Material supplied:
##############################

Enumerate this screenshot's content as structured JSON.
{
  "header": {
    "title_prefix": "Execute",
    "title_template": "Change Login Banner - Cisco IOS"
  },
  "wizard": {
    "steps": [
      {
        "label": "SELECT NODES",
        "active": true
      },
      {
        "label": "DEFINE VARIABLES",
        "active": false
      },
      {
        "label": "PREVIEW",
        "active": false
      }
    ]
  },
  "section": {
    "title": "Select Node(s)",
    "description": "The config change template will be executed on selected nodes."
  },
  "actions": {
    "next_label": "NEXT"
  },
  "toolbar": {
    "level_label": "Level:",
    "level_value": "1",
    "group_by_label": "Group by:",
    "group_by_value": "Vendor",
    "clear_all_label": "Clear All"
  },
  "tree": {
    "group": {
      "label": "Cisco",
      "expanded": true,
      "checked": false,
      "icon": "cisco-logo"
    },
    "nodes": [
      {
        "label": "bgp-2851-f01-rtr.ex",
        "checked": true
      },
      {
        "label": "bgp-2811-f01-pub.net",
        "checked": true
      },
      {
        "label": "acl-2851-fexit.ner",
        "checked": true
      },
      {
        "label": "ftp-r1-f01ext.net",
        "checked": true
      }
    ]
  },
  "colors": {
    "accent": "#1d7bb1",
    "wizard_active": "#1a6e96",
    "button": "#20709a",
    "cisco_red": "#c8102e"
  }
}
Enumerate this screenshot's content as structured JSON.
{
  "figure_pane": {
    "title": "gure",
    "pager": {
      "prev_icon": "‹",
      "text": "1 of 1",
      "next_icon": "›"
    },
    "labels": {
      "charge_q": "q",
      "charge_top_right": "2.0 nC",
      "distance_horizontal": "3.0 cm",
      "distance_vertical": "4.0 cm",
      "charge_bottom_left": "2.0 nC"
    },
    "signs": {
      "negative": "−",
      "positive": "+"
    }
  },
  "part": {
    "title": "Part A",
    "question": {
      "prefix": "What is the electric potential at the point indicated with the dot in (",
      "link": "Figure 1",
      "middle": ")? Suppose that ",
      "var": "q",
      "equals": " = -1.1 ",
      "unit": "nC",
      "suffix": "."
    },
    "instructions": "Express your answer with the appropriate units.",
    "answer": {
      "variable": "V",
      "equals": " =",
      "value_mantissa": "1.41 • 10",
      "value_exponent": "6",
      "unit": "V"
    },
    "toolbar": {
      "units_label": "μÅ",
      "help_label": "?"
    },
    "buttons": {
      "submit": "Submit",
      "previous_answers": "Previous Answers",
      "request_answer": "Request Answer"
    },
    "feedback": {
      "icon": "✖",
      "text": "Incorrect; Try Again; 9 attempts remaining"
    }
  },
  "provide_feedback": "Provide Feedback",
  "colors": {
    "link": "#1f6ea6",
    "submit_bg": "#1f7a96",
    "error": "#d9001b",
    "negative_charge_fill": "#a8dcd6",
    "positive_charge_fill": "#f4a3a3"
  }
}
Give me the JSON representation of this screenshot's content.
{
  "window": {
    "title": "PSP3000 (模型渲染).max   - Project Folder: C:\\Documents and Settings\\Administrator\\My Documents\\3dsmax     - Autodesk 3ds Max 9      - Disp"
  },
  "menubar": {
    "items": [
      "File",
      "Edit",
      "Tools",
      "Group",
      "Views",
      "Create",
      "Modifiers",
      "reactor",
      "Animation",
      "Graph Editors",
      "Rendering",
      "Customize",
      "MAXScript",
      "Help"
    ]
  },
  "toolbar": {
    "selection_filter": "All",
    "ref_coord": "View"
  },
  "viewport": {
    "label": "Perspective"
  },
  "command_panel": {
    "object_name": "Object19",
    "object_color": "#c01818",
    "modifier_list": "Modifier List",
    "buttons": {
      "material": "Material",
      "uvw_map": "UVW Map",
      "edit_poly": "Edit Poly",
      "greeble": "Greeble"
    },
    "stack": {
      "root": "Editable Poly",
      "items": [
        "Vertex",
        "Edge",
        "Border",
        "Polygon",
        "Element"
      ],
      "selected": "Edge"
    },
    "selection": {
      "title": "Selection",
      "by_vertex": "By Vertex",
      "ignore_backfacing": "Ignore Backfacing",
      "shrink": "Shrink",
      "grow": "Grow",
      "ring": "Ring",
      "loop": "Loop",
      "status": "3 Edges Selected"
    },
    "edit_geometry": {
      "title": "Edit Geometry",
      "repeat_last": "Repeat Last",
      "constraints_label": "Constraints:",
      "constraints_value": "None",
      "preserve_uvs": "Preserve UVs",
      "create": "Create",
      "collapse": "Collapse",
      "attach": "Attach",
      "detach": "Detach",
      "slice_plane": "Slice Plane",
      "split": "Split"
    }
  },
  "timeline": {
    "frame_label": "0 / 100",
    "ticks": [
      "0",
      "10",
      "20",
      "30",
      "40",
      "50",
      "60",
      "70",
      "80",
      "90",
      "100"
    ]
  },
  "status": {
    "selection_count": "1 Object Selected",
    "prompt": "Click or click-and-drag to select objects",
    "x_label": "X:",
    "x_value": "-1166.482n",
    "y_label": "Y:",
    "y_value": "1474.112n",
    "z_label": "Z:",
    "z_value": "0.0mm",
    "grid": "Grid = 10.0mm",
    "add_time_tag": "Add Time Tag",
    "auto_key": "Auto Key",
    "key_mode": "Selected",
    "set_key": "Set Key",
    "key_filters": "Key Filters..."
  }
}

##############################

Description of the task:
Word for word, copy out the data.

Solution for this problem:
Enumerate this screenshot's content as structured JSON.
{
  "header": {
    "title_prefix": "Execute",
    "title_template": "Change Login Banner - Cisco IOS"
  },
  "wizard": {
    "steps": [
      {
        "label": "SELECT NODES",
        "active": true
      },
      {
        "label": "DEFINE VARIABLES",
        "active": false
      },
      {
        "label": "PREVIEW",
        "active": false
      }
    ]
  },
  "section": {
    "title": "Select Node(s)",
    "description": "The config change template will be executed on selected nodes."
  },
  "actions": {
    "next_label": "NEXT"
  },
  "toolbar": {
    "level_label": "Level:",
    "level_value": "1",
    "group_by_label": "Group by:",
    "group_by_value": "Vendor",
    "clear_all_label": "Clear All"
  },
  "tree": {
    "group": {
      "label": "Cisco",
      "expanded": true,
      "checked": false,
      "icon": "cisco-logo"
    },
    "nodes": [
      {
        "label": "bgp-2851-f01-rtr.ex",
        "checked": true
      },
      {
        "label": "bgp-2811-f01-pub.net",
        "checked": true
      },
      {
        "label": "acl-2851-fexit.ner",
        "checked": true
      },
      {
        "label": "ftp-r1-f01ext.net",
        "checked": true
      }
    ]
  },
  "colors": {
    "accent": "#1d7bb1",
    "wizard_active": "#1a6e96",
    "button": "#20709a",
    "cisco_red": "#c8102e"
  }
}
Enumerate this screenshot's content as structured JSON.
{
  "figure_pane": {
    "title": "gure",
    "pager": {
      "prev_icon": "‹",
      "text": "1 of 1",
      "next_icon": "›"
    },
    "labels": {
      "charge_q": "q",
      "charge_top_right": "2.0 nC",
      "distance_horizontal": "3.0 cm",
      "distance_vertical": "4.0 cm",
      "charge_bottom_left": "2.0 nC"
    },
    "signs": {
      "negative": "−",
      "positive": "+"
    }
  },
  "part": {
    "title": "Part A",
    "question": {
      "prefix": "What is the electric potential at the point indicated with the dot in (",
      "link": "Figure 1",
      "middle": ")? Suppose that ",
      "var": "q",
      "equals": " = -1.1 ",
      "unit": "nC",
      "suffix": "."
    },
    "instructions": "Express your answer with the appropriate units.",
    "answer": {
      "variable": "V",
      "equals": " =",
      "value_mantissa": "1.41 • 10",
      "value_exponent": "6",
      "unit": "V"
    },
    "toolbar": {
      "units_label": "μÅ",
      "help_label": "?"
    },
    "buttons": {
      "submit": "Submit",
      "previous_answers": "Previous Answers",
      "request_answer": "Request Answer"
    },
    "feedback": {
      "icon": "✖",
      "text": "Incorrect; Try Again; 9 attempts remaining"
    }
  },
  "provide_feedback": "Provide Feedback",
  "colors": {
    "link": "#1f6ea6",
    "submit_bg": "#1f7a96",
    "error": "#d9001b",
    "negative_charge_fill": "#a8dcd6",
    "positive_charge_fill": "#f4a3a3"
  }
}
Give me the JSON representation of this screenshot's content.
{
  "window": {
    "title": "PSP3000 (模型渲染).max   - Project Folder: C:\\Documents and Settings\\Administrator\\My Documents\\3dsmax     - Autodesk 3ds Max 9      - Disp"
  },
  "menubar": {
    "items": [
      "File",
      "Edit",
      "Tools",
      "Group",
      "Views",
      "Create",
      "Modifiers",
      "reactor",
      "Animation",
      "Graph Editors",
      "Rendering",
      "Customize",
      "MAXScript",
      "Help"
    ]
  },
  "toolbar": {
    "selection_filter": "All",
    "ref_coord": "View"
  },
  "viewport": {
    "label": "Perspective"
  },
  "command_panel": {
    "object_name": "Object19",
    "object_color": "#c01818",
    "modifier_list": "Modifier List",
    "buttons": {
      "material": "Material",
      "uvw_map": "UVW Map",
      "edit_poly": "Edit Poly",
      "greeble": "Greeble"
    },
    "stack": {
      "root": "Editable Poly",
      "items": [
        "Vertex",
        "Edge",
        "Border",
        "Polygon",
        "Element"
      ],
      "selected": "Edge"
    },
    "selection": {
      "title": "Selection",
      "by_vertex": "By Vertex",
      "ignore_backfacing": "Ignore Backfacing",
      "shrink": "Shrink",
      "grow": "Grow",
      "ring": "Ring",
      "loop": "Loop",
      "status": "3 Edges Selected"
    },
    "edit_geometry": {
      "title": "Edit Geometry",
      "repeat_last": "Repeat Last",
      "constraints_label": "Constraints:",
      "constraints_value": "None",
      "preserve_uvs": "Preserve UVs",
      "create": "Create",
      "collapse": "Collapse",
      "attach": "Attach",
      "detach": "Detach",
      "slice_plane": "Slice Plane",
      "split": "Split"
    }
  },
  "timeline": {
    "frame_label": "0 / 100",
    "ticks": [
      "0",
      "10",
      "20",
      "30",
      "40",
      "50",
      "60",
      "70",
      "80",
      "90",
      "100"
    ]
  },
  "status": {
    "selection_count": "1 Object Selected",
    "prompt": "Click or click-and-drag to select objects",
    "x_label": "X:",
    "x_value": "-1166.482n",
    "y_label": "Y:",
    "y_value": "1474.112n",
    "z_label": "Z:",
    "z_value": "0.0mm",
    "grid": "Grid = 10.0mm",
    "add_time_tag": "Add Time Tag",
    "auto_key": "Auto Key",
    "key_mode": "Selected",
    "set_key": "Set Key",
    "key_filters": "Key Filters..."
  }
}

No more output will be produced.